Another benefit of adorning the veil is that it is a protection for women. Muslims believe that when women
display their beauty to everybody, they degrade themselves by becoming objects of sexual desire and become vulnerable to men, who look at them as “gratification for the sexual urge”(Nadvi,8). The Hijab makes them out as women belonging to the class of modest chaste women, so that transgressors and sensual men may recognize them as such and dare not tease them out of mischief” (Nadvi, 20). Hijab solves the problem of sexual harassment and unwanted sexual advances, which is so demeaning for women, when men get mixed signals and believe that women want their advances by the way they reveal their bodies.

Women in so many societies are just treated as sex symbols and nothing more than just a body who “display themselves to get attention” (Mustafa). A good example is in advertising, where a woman’s body is used to sell products. Women are constantly degraded, and subjected to reveal more and more of themselves. .
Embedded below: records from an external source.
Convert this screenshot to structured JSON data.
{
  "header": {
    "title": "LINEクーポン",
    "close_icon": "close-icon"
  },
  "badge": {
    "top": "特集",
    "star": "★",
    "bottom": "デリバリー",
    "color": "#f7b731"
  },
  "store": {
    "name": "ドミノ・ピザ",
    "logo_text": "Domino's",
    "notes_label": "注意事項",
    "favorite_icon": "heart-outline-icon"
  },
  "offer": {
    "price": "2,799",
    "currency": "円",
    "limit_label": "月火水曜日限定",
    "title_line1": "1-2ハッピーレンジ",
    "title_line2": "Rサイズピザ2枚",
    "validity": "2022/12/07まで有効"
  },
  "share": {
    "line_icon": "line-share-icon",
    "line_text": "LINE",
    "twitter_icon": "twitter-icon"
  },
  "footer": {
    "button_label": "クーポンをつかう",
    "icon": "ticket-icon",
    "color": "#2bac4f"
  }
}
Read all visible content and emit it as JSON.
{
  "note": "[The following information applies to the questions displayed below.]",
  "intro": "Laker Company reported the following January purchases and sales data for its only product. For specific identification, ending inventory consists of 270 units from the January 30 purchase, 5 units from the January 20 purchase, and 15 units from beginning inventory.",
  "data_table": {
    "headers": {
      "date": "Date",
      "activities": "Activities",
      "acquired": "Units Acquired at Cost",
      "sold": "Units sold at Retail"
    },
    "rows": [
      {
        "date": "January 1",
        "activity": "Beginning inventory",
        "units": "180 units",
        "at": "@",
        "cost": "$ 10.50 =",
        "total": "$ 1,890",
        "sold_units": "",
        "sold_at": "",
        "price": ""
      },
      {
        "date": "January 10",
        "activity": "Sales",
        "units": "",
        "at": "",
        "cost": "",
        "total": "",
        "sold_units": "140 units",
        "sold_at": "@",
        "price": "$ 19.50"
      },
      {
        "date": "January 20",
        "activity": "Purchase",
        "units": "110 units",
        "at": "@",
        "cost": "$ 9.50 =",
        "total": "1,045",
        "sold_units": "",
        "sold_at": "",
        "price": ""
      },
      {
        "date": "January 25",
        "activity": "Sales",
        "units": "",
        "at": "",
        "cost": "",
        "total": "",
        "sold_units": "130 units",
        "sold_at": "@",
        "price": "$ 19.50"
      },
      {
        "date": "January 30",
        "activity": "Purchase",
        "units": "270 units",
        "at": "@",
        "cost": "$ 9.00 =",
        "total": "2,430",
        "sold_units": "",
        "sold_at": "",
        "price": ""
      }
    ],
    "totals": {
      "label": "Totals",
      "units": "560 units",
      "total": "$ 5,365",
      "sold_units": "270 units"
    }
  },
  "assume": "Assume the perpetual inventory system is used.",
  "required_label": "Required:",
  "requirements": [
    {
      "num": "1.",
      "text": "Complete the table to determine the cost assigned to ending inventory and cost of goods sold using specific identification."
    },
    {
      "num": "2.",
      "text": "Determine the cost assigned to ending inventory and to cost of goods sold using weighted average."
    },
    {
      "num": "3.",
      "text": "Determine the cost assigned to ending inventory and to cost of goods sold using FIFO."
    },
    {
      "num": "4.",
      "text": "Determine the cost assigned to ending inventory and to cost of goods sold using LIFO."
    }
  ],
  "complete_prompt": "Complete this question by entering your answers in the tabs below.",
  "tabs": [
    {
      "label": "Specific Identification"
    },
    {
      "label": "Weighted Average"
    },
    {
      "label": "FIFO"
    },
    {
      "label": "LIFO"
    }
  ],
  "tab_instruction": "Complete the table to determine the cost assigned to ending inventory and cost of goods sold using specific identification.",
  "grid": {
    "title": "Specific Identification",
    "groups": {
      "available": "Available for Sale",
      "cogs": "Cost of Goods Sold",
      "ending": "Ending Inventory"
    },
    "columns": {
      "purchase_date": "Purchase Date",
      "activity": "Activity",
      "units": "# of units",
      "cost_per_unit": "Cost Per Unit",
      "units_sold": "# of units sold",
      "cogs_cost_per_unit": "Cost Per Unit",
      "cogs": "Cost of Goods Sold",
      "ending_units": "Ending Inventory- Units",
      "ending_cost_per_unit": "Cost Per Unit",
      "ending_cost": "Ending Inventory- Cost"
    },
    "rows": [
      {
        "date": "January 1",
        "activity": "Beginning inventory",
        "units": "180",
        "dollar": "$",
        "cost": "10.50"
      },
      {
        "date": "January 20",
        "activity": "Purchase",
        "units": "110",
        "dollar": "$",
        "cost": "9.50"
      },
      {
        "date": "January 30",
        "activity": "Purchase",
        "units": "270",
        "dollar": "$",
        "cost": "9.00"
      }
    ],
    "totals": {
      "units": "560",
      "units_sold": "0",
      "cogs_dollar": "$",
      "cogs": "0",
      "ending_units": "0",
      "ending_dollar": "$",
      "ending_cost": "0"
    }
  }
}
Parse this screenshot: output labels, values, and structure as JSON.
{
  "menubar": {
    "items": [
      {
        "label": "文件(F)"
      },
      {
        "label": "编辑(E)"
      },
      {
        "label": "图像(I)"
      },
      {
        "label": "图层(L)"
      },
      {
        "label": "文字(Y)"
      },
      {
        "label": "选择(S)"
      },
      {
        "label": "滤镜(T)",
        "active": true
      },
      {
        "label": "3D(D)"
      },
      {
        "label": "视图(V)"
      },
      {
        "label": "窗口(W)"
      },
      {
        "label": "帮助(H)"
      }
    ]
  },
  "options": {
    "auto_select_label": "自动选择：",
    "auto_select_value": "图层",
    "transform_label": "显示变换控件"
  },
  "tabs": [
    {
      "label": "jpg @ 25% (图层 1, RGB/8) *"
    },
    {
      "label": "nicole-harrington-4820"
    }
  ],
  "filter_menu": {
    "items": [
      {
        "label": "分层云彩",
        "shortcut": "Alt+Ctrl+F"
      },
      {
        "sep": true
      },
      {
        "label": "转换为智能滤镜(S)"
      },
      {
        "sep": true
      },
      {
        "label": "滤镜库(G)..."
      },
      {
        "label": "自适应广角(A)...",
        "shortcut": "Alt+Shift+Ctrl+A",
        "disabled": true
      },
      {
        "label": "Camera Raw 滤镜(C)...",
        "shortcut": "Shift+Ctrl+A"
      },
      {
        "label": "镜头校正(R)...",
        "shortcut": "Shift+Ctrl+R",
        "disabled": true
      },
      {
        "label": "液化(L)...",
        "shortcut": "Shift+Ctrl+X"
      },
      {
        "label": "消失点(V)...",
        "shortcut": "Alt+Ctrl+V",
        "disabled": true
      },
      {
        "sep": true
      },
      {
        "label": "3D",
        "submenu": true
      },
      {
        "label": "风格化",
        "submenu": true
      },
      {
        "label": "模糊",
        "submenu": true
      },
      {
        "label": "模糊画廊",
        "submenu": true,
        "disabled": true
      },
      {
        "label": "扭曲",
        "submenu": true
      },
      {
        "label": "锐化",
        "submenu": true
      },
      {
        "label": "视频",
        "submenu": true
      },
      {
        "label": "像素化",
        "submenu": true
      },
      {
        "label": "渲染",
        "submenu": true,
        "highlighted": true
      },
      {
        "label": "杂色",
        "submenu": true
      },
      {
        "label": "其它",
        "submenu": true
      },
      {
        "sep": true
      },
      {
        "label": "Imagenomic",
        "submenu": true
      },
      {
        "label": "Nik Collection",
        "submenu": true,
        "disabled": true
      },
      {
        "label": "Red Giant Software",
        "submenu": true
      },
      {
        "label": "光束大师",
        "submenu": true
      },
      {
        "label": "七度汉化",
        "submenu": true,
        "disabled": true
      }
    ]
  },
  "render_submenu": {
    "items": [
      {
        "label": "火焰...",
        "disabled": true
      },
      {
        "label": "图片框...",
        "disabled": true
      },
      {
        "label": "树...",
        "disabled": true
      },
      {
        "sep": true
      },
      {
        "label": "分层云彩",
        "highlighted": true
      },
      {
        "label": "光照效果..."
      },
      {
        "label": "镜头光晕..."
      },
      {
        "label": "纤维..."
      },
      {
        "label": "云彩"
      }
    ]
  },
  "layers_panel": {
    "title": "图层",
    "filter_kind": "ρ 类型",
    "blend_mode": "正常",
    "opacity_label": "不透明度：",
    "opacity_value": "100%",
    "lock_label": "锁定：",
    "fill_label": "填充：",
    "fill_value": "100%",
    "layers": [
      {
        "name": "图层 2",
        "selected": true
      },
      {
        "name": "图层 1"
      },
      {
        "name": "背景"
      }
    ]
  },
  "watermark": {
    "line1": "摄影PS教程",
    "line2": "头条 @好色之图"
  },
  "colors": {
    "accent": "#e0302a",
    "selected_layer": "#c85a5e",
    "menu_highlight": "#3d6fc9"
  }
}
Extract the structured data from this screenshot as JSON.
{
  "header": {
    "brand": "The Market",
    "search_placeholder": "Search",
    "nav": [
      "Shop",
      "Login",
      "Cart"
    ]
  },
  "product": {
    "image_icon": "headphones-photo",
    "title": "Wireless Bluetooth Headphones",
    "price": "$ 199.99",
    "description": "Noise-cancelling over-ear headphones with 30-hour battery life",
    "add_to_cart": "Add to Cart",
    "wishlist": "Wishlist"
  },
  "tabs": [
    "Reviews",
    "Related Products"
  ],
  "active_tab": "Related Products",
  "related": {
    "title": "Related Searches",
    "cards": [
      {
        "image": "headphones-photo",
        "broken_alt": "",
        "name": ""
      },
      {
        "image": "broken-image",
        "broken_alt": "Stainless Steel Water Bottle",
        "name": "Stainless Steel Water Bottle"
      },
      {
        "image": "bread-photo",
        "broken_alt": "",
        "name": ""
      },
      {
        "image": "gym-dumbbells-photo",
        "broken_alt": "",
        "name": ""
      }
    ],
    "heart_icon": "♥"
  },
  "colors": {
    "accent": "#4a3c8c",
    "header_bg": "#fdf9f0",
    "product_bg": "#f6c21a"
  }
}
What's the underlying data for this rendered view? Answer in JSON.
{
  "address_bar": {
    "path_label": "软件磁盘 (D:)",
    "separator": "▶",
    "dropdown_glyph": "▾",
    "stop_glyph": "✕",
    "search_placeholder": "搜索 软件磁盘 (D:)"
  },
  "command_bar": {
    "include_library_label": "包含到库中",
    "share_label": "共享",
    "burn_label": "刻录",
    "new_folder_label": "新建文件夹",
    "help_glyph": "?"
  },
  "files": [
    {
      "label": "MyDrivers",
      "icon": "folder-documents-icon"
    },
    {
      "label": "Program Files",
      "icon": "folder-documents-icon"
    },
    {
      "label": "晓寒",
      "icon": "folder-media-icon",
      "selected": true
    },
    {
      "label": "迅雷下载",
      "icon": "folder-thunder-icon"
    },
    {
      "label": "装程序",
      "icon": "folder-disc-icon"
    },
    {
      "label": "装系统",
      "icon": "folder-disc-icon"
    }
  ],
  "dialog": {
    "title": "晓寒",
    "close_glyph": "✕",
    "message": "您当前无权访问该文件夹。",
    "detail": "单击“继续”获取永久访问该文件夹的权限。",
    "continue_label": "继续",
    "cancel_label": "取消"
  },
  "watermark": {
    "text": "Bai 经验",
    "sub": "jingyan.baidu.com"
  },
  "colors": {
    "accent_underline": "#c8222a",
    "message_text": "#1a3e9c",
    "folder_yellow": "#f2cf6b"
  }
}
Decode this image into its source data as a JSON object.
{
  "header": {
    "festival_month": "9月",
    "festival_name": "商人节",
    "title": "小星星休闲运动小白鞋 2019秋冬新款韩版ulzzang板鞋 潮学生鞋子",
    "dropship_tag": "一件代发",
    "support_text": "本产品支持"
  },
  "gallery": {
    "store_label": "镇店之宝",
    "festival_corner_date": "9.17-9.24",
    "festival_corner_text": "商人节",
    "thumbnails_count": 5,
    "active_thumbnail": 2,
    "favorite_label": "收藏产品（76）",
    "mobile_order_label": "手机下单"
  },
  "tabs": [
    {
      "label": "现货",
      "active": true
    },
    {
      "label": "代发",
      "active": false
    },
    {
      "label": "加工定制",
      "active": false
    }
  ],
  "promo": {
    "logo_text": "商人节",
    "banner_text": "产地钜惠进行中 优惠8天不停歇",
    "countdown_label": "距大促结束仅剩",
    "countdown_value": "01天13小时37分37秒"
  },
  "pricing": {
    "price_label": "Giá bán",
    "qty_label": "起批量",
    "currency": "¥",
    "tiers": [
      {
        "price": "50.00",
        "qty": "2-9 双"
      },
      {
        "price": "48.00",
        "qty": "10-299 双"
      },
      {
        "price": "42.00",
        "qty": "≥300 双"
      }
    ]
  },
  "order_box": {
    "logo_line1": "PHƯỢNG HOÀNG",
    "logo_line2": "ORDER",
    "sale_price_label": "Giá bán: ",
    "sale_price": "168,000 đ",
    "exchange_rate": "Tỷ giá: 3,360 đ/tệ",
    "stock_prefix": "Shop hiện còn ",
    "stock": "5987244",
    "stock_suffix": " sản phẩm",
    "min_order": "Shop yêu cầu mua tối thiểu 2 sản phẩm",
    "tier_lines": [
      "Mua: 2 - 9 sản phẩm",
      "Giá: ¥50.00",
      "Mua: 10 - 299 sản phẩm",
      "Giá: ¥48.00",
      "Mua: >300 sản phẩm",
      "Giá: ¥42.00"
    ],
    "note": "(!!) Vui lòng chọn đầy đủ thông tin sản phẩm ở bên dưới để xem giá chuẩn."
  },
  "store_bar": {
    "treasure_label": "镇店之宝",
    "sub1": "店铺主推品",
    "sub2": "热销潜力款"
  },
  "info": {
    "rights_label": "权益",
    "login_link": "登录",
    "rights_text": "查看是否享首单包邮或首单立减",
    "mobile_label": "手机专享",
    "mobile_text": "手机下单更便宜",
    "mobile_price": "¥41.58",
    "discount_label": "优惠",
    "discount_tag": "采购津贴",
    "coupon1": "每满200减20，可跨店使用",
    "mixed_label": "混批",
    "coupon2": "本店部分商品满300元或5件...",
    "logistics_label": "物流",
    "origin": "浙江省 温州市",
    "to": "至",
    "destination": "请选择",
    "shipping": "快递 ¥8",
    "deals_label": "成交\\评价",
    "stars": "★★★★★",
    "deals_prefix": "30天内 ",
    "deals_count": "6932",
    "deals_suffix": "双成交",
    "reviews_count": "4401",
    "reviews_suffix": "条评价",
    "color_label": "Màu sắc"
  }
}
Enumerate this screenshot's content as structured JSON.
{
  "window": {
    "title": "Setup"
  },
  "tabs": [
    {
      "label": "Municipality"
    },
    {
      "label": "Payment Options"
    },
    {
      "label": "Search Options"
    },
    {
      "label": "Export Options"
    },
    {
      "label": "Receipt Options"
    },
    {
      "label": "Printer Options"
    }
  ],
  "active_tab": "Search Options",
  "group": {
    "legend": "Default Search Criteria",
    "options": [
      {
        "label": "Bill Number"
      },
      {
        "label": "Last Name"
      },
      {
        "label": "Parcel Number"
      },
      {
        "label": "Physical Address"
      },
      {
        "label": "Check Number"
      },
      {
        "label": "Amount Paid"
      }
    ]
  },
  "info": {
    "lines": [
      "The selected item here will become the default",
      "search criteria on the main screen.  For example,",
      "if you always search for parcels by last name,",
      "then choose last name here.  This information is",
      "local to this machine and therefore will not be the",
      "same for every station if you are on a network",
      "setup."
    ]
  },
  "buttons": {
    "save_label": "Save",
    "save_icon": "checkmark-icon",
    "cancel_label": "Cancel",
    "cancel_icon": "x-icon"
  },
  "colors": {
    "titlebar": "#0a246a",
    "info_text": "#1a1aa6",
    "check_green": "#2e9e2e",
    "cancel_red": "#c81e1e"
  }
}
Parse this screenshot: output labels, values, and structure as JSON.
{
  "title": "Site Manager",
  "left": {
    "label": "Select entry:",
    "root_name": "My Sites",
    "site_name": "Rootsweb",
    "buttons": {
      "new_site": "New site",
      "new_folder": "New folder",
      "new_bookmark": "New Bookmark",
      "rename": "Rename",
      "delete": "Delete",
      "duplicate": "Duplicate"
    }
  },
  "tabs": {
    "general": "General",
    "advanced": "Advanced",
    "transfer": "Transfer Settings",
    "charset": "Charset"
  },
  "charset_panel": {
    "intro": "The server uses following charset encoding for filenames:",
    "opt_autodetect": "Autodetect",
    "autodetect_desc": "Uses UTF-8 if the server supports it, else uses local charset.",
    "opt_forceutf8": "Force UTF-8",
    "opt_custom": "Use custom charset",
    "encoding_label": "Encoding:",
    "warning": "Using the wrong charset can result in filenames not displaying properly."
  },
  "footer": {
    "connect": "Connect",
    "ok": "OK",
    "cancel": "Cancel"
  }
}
The Covering sanctifies her and forces society to hold her in high esteem. Far from humiliating the woman, Hijab actually grants the woman an aura of respect, and bestows upon her a separate and unique identity (Takim, 22). According to the Qu’ran, the same high standards of moral conduct are for men as it is for women. Modesty is essential in a man’s life, as well, whether it be in action, morals or speech. Islam also commands proper behavior and dress of men, in that they are not allowed to make a wanton show of their bodies to attract attention onto themselves, and they too must dress modestly. They have a special commandment to lower their eyes, and not to brazenly stare at women.

In Sura Nur of the Holy Qu’ran it says,
Many of the misconceptions of the Muslim woman in the west, particularly her veil stems from Arab and Muslim countries that have deviated from the true doctrines of Islam, and have ” mixed up Islamic principles with pre-Islamic pagan traditions” (Bahnassawi, 67)

In this present period of decline from Islam, many Muslim women are alienated, isolated from social life, and are oppressed by Muslim men and rulers who use the name of religion for their injustices. (Bahnassawi, 65) In this instance, the Hijab is used as a means of keeping many Muslim women away from society, with the misconception that it signifies isolation and weakness. But as many Muslim women come back into the fold of the untainted and true Islam, they are able to recognize the injustice of men who have for so long stripped them of their rights to be an integral part of society and “deserving the same dignity, honor, progress and prosperity as the men” (Nadvi,26).

Women regaining their true identity and role in society, are now wearing Hijab and embracing its concept of liberation for women, and are taking their rightful places that Islam had endowed upon them fourteen hundred years ago.


Works Cited:
” Bahnassawi, El Salem. Woman Between Islam and World Legislations. Trans. Abdul Fattah El-Shaer. Kuwait: Dar ul Qalam, 1985.
” Lemu, Aisha and Fatima Heeren. Woman in Islam. England: Islamic COE, 1978.
” Mustafa, Naheed. “My Body is My Own Business.” Shia International. Oct. 1993: 29.
” Nadvi, Mohammad. Modesty and Chastity in Islam. Kuwait: Islamic Bk, 1982.
” Takim, Liyakatali. “The Islamic and Muslim View of Women.” Shia International. Oct. 1993: 22.